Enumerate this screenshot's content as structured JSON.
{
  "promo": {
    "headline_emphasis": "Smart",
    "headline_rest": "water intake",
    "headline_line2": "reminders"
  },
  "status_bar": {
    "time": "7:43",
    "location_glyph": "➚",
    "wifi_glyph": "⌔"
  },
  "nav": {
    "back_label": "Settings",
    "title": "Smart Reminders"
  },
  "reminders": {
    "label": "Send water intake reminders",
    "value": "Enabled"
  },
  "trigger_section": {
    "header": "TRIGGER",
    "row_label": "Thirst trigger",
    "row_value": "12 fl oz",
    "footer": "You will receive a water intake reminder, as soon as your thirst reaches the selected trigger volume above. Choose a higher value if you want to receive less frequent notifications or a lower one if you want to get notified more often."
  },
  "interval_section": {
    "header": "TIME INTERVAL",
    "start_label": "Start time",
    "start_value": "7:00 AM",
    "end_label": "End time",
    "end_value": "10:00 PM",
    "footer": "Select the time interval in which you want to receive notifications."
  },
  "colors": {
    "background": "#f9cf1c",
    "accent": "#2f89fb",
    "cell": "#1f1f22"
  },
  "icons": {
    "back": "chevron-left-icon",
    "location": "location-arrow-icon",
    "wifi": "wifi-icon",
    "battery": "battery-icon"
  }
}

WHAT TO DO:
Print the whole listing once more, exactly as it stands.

ANSWER TO THE PROBLEM:
Enumerate this screenshot's content as structured JSON.
{
  "promo": {
    "headline_emphasis": "Smart",
    "headline_rest": "water intake",
    "headline_line2": "reminders"
  },
  "status_bar": {
    "time": "7:43",
    "location_glyph": "➚",
    "wifi_glyph": "⌔"
  },
  "nav": {
    "back_label": "Settings",
    "title": "Smart Reminders"
  },
  "reminders": {
    "label": "Send water intake reminders",
    "value": "Enabled"
  },
  "trigger_section": {
    "header": "TRIGGER",
    "row_label": "Thirst trigger",
    "row_value": "12 fl oz",
    "footer": "You will receive a water intake reminder, as soon as your thirst reaches the selected trigger volume above. Choose a higher value if you want to receive less frequent notifications or a lower one if you want to get notified more often."
  },
  "interval_section": {
    "header": "TIME INTERVAL",
    "start_label": "Start time",
    "start_value": "7:00 AM",
    "end_label": "End time",
    "end_value": "10:00 PM",
    "footer": "Select the time interval in which you want to receive notifications."
  },
  "colors": {
    "background": "#f9cf1c",
    "accent": "#2f89fb",
    "cell": "#1f1f22"
  },
  "icons": {
    "back": "chevron-left-icon",
    "location": "location-arrow-icon",
    "wifi": "wifi-icon",
    "battery": "battery-icon"
  }
}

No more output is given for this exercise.